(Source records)
■ ■ ■
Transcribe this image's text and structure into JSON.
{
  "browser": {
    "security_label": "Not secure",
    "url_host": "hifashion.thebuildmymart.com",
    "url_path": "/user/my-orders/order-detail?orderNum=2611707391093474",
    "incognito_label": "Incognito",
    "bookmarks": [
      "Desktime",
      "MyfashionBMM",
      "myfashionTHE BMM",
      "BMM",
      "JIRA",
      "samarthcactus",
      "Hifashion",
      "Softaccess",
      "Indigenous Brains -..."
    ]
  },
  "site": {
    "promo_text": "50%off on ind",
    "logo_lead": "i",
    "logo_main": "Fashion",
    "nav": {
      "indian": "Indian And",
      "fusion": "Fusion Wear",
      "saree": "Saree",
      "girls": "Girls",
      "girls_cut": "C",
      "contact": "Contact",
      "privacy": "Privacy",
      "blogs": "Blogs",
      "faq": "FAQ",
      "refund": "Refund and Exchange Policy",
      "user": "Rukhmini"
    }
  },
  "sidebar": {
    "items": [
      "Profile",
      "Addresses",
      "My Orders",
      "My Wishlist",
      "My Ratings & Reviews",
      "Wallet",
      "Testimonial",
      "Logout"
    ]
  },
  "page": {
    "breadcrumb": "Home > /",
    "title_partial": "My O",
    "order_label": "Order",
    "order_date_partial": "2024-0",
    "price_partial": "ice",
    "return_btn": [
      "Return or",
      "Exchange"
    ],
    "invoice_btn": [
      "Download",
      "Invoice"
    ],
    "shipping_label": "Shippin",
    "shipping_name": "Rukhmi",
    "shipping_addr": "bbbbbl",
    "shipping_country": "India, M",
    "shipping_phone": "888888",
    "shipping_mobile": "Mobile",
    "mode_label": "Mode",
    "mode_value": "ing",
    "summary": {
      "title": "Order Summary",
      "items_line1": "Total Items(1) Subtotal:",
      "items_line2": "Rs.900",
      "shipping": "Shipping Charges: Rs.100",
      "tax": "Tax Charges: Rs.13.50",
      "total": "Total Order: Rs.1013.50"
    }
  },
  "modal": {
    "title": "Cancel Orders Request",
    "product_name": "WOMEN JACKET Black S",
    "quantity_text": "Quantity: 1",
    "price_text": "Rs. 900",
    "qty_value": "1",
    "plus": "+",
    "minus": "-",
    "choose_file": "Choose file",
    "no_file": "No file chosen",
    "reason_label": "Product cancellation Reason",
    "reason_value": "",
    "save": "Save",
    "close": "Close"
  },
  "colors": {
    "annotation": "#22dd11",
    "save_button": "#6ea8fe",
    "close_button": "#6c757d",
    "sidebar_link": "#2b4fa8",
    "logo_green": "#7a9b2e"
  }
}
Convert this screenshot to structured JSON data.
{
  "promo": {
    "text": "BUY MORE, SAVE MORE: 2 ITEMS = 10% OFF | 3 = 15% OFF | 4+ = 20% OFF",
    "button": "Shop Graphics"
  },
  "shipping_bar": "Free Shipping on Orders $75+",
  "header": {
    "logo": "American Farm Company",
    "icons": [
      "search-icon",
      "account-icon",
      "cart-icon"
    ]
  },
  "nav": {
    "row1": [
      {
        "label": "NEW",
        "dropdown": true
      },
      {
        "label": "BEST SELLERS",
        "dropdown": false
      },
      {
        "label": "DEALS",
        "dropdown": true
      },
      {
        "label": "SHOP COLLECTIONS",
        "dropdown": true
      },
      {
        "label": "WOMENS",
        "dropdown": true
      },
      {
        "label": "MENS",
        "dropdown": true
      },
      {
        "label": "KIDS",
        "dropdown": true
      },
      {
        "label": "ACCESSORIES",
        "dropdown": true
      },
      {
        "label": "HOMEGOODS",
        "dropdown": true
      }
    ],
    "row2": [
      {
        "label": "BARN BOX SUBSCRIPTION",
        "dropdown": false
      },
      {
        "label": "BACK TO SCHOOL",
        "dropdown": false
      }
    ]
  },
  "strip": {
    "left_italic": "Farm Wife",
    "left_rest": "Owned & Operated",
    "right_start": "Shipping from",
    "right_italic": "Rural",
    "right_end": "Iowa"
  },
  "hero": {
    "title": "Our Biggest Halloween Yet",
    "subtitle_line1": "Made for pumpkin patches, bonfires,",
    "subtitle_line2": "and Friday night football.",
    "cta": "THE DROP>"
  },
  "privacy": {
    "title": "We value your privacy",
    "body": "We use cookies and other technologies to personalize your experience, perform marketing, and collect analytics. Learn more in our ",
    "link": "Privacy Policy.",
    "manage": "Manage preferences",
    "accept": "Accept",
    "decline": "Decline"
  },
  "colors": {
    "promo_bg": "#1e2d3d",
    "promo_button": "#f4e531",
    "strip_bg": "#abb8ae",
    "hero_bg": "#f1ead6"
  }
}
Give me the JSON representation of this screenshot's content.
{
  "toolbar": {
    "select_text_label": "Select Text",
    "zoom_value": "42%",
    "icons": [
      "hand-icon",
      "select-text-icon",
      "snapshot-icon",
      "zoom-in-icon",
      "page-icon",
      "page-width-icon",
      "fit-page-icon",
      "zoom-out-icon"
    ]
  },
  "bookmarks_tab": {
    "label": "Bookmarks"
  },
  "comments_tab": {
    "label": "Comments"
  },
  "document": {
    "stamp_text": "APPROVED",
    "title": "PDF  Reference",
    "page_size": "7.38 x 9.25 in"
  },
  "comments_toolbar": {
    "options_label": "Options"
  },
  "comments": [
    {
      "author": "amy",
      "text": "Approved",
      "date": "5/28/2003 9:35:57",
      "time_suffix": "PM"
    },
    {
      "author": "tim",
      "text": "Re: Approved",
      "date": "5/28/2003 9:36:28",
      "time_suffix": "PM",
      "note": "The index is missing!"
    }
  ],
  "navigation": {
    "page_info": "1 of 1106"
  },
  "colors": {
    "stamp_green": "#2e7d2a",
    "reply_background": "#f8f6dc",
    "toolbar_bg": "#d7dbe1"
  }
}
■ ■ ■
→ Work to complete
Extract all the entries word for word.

→ Answer to this exercise
Transcribe this image's text and structure into JSON.
{
  "browser": {
    "security_label": "Not secure",
    "url_host": "hifashion.thebuildmymart.com",
    "url_path": "/user/my-orders/order-detail?orderNum=2611707391093474",
    "incognito_label": "Incognito",
    "bookmarks": [
      "Desktime",
      "MyfashionBMM",
      "myfashionTHE BMM",
      "BMM",
      "JIRA",
      "samarthcactus",
      "Hifashion",
      "Softaccess",
      "Indigenous Brains -..."
    ]
  },
  "site": {
    "promo_text": "50%off on ind",
    "logo_lead": "i",
    "logo_main": "Fashion",
    "nav": {
      "indian": "Indian And",
      "fusion": "Fusion Wear",
      "saree": "Saree",
      "girls": "Girls",
      "girls_cut": "C",
      "contact": "Contact",
      "privacy": "Privacy",
      "blogs": "Blogs",
      "faq": "FAQ",
      "refund": "Refund and Exchange Policy",
      "user": "Rukhmini"
    }
  },
  "sidebar": {
    "items": [
      "Profile",
      "Addresses",
      "My Orders",
      "My Wishlist",
      "My Ratings & Reviews",
      "Wallet",
      "Testimonial",
      "Logout"
    ]
  },
  "page": {
    "breadcrumb": "Home > /",
    "title_partial": "My O",
    "order_label": "Order",
    "order_date_partial": "2024-0",
    "price_partial": "ice",
    "return_btn": [
      "Return or",
      "Exchange"
    ],
    "invoice_btn": [
      "Download",
      "Invoice"
    ],
    "shipping_label": "Shippin",
    "shipping_name": "Rukhmi",
    "shipping_addr": "bbbbbl",
    "shipping_country": "India, M",
    "shipping_phone": "888888",
    "shipping_mobile": "Mobile",
    "mode_label": "Mode",
    "mode_value": "ing",
    "summary": {
      "title": "Order Summary",
      "items_line1": "Total Items(1) Subtotal:",
      "items_line2": "Rs.900",
      "shipping": "Shipping Charges: Rs.100",
      "tax": "Tax Charges: Rs.13.50",
      "total": "Total Order: Rs.1013.50"
    }
  },
  "modal": {
    "title": "Cancel Orders Request",
    "product_name": "WOMEN JACKET Black S",
    "quantity_text": "Quantity: 1",
    "price_text": "Rs. 900",
    "qty_value": "1",
    "plus": "+",
    "minus": "-",
    "choose_file": "Choose file",
    "no_file": "No file chosen",
    "reason_label": "Product cancellation Reason",
    "reason_value": "",
    "save": "Save",
    "close": "Close"
  },
  "colors": {
    "annotation": "#22dd11",
    "save_button": "#6ea8fe",
    "close_button": "#6c757d",
    "sidebar_link": "#2b4fa8",
    "logo_green": "#7a9b2e"
  }
}
Convert this screenshot to structured JSON data.
{
  "promo": {
    "text": "BUY MORE, SAVE MORE: 2 ITEMS = 10% OFF | 3 = 15% OFF | 4+ = 20% OFF",
    "button": "Shop Graphics"
  },
  "shipping_bar": "Free Shipping on Orders $75+",
  "header": {
    "logo": "American Farm Company",
    "icons": [
      "search-icon",
      "account-icon",
      "cart-icon"
    ]
  },
  "nav": {
    "row1": [
      {
        "label": "NEW",
        "dropdown": true
      },
      {
        "label": "BEST SELLERS",
        "dropdown": false
      },
      {
        "label": "DEALS",
        "dropdown": true
      },
      {
        "label": "SHOP COLLECTIONS",
        "dropdown": true
      },
      {
        "label": "WOMENS",
        "dropdown": true
      },
      {
        "label": "MENS",
        "dropdown": true
      },
      {
        "label": "KIDS",
        "dropdown": true
      },
      {
        "label": "ACCESSORIES",
        "dropdown": true
      },
      {
        "label": "HOMEGOODS",
        "dropdown": true
      }
    ],
    "row2": [
      {
        "label": "BARN BOX SUBSCRIPTION",
        "dropdown": false
      },
      {
        "label": "BACK TO SCHOOL",
        "dropdown": false
      }
    ]
  },
  "strip": {
    "left_italic": "Farm Wife",
    "left_rest": "Owned & Operated",
    "right_start": "Shipping from",
    "right_italic": "Rural",
    "right_end": "Iowa"
  },
  "hero": {
    "title": "Our Biggest Halloween Yet",
    "subtitle_line1": "Made for pumpkin patches, bonfires,",
    "subtitle_line2": "and Friday night football.",
    "cta": "THE DROP>"
  },
  "privacy": {
    "title": "We value your privacy",
    "body": "We use cookies and other technologies to personalize your experience, perform marketing, and collect analytics. Learn more in our ",
    "link": "Privacy Policy.",
    "manage": "Manage preferences",
    "accept": "Accept",
    "decline": "Decline"
  },
  "colors": {
    "promo_bg": "#1e2d3d",
    "promo_button": "#f4e531",
    "strip_bg": "#abb8ae",
    "hero_bg": "#f1ead6"
  }
}
Give me the JSON representation of this screenshot's content.
{
  "toolbar": {
    "select_text_label": "Select Text",
    "zoom_value": "42%",
    "icons": [
      "hand-icon",
      "select-text-icon",
      "snapshot-icon",
      "zoom-in-icon",
      "page-icon",
      "page-width-icon",
      "fit-page-icon",
      "zoom-out-icon"
    ]
  },
  "bookmarks_tab": {
    "label": "Bookmarks"
  },
  "comments_tab": {
    "label": "Comments"
  },
  "document": {
    "stamp_text": "APPROVED",
    "title": "PDF  Reference",
    "page_size": "7.38 x 9.25 in"
  },
  "comments_toolbar": {
    "options_label": "Options"
  },
  "comments": [
    {
      "author": "amy",
      "text": "Approved",
      "date": "5/28/2003 9:35:57",
      "time_suffix": "PM"
    },
    {
      "author": "tim",
      "text": "Re: Approved",
      "date": "5/28/2003 9:36:28",
      "time_suffix": "PM",
      "note": "The index is missing!"
    }
  ],
  "navigation": {
    "page_info": "1 of 1106"
  },
  "colors": {
    "stamp_green": "#2e7d2a",
    "reply_background": "#f8f6dc",
    "toolbar_bg": "#d7dbe1"
  }
}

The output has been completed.